**Assigned task**
Give back all the data exactly, line by line.

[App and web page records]
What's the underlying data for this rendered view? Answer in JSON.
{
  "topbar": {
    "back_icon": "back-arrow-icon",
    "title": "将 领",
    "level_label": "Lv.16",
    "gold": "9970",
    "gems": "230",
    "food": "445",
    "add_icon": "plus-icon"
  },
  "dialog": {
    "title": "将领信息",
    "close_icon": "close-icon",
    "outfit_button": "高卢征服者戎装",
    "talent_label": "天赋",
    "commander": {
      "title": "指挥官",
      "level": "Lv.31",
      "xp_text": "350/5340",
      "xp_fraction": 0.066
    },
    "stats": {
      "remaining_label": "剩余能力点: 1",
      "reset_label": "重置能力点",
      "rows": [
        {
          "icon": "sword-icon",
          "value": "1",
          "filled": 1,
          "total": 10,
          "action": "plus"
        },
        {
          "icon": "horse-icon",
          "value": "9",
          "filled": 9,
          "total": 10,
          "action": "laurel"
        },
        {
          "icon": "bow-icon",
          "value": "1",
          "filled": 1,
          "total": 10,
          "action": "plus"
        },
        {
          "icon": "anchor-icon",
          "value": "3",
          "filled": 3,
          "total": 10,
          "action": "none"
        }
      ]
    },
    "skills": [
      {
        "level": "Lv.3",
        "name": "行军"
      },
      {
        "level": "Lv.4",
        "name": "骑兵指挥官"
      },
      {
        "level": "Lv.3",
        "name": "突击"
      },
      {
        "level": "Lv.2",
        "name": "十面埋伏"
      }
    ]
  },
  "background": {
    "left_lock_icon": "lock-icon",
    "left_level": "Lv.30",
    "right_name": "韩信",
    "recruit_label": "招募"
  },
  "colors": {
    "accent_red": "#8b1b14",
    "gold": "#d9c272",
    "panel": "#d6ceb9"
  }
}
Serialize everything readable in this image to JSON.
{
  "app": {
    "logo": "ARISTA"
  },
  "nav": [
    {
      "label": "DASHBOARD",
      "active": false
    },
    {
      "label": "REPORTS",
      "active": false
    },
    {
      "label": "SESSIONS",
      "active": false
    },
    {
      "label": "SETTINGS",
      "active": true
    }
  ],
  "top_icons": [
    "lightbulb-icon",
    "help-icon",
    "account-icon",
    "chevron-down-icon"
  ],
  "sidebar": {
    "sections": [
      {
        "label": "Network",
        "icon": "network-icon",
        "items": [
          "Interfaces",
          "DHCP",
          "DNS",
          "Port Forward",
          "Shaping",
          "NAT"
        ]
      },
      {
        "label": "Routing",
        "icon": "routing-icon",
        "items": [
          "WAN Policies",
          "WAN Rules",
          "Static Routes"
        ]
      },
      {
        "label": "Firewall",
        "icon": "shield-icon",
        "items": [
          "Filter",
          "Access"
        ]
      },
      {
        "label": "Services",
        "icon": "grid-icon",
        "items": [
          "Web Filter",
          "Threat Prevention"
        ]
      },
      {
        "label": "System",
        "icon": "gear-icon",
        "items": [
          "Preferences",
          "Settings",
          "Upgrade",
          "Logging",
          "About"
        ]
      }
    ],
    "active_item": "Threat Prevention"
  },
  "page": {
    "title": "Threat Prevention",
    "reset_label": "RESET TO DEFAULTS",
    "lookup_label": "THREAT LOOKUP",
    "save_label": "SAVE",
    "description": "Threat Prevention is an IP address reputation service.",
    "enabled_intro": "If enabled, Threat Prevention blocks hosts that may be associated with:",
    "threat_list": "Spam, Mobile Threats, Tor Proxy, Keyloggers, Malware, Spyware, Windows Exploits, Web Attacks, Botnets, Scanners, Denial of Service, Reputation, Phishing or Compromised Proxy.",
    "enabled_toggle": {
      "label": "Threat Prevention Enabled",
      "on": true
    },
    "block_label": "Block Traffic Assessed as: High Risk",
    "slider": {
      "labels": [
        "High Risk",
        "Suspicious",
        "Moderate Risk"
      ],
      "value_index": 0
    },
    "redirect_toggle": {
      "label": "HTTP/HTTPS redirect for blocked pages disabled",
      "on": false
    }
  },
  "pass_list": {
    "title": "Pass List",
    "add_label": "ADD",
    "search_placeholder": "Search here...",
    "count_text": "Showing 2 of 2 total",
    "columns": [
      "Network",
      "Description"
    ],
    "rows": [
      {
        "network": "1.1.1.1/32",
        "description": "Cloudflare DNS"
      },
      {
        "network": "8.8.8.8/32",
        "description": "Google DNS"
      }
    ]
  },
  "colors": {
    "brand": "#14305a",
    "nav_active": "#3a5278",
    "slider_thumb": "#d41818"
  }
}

**Reply to the exercise**
What's the underlying data for this rendered view? Answer in JSON.
{
  "topbar": {
    "back_icon": "back-arrow-icon",
    "title": "将 领",
    "level_label": "Lv.16",
    "gold": "9970",
    "gems": "230",
    "food": "445",
    "add_icon": "plus-icon"
  },
  "dialog": {
    "title": "将领信息",
    "close_icon": "close-icon",
    "outfit_button": "高卢征服者戎装",
    "talent_label": "天赋",
    "commander": {
      "title": "指挥官",
      "level": "Lv.31",
      "xp_text": "350/5340",
      "xp_fraction": 0.066
    },
    "stats": {
      "remaining_label": "剩余能力点: 1",
      "reset_label": "重置能力点",
      "rows": [
        {
          "icon": "sword-icon",
          "value": "1",
          "filled": 1,
          "total": 10,
          "action": "plus"
        },
        {
          "icon": "horse-icon",
          "value": "9",
          "filled": 9,
          "total": 10,
          "action": "laurel"
        },
        {
          "icon": "bow-icon",
          "value": "1",
          "filled": 1,
          "total": 10,
          "action": "plus"
        },
        {
          "icon": "anchor-icon",
          "value": "3",
          "filled": 3,
          "total": 10,
          "action": "none"
        }
      ]
    },
    "skills": [
      {
        "level": "Lv.3",
        "name": "行军"
      },
      {
        "level": "Lv.4",
        "name": "骑兵指挥官"
      },
      {
        "level": "Lv.3",
        "name": "突击"
      },
      {
        "level": "Lv.2",
        "name": "十面埋伏"
      }
    ]
  },
  "background": {
    "left_lock_icon": "lock-icon",
    "left_level": "Lv.30",
    "right_name": "韩信",
    "recruit_label": "招募"
  },
  "colors": {
    "accent_red": "#8b1b14",
    "gold": "#d9c272",
    "panel": "#d6ceb9"
  }
}
Serialize everything readable in this image to JSON.
{
  "app": {
    "logo": "ARISTA"
  },
  "nav": [
    {
      "label": "DASHBOARD",
      "active": false
    },
    {
      "label": "REPORTS",
      "active": false
    },
    {
      "label": "SESSIONS",
      "active": false
    },
    {
      "label": "SETTINGS",
      "active": true
    }
  ],
  "top_icons": [
    "lightbulb-icon",
    "help-icon",
    "account-icon",
    "chevron-down-icon"
  ],
  "sidebar": {
    "sections": [
      {
        "label": "Network",
        "icon": "network-icon",
        "items": [
          "Interfaces",
          "DHCP",
          "DNS",
          "Port Forward",
          "Shaping",
          "NAT"
        ]
      },
      {
        "label": "Routing",
        "icon": "routing-icon",
        "items": [
          "WAN Policies",
          "WAN Rules",
          "Static Routes"
        ]
      },
      {
        "label": "Firewall",
        "icon": "shield-icon",
        "items": [
          "Filter",
          "Access"
        ]
      },
      {
        "label": "Services",
        "icon": "grid-icon",
        "items": [
          "Web Filter",
          "Threat Prevention"
        ]
      },
      {
        "label": "System",
        "icon": "gear-icon",
        "items": [
          "Preferences",
          "Settings",
          "Upgrade",
          "Logging",
          "About"
        ]
      }
    ],
    "active_item": "Threat Prevention"
  },
  "page": {
    "title": "Threat Prevention",
    "reset_label": "RESET TO DEFAULTS",
    "lookup_label": "THREAT LOOKUP",
    "save_label": "SAVE",
    "description": "Threat Prevention is an IP address reputation service.",
    "enabled_intro": "If enabled, Threat Prevention blocks hosts that may be associated with:",
    "threat_list": "Spam, Mobile Threats, Tor Proxy, Keyloggers, Malware, Spyware, Windows Exploits, Web Attacks, Botnets, Scanners, Denial of Service, Reputation, Phishing or Compromised Proxy.",
    "enabled_toggle": {
      "label": "Threat Prevention Enabled",
      "on": true
    },
    "block_label": "Block Traffic Assessed as: High Risk",
    "slider": {
      "labels": [
        "High Risk",
        "Suspicious",
        "Moderate Risk"
      ],
      "value_index": 0
    },
    "redirect_toggle": {
      "label": "HTTP/HTTPS redirect for blocked pages disabled",
      "on": false
    }
  },
  "pass_list": {
    "title": "Pass List",
    "add_label": "ADD",
    "search_placeholder": "Search here...",
    "count_text": "Showing 2 of 2 total",
    "columns": [
      "Network",
      "Description"
    ],
    "rows": [
      {
        "network": "1.1.1.1/32",
        "description": "Cloudflare DNS"
      },
      {
        "network": "8.8.8.8/32",
        "description": "Google DNS"
      }
    ]
  },
  "colors": {
    "brand": "#14305a",
    "nav_active": "#3a5278",
    "slider_thumb": "#d41818"
  }
}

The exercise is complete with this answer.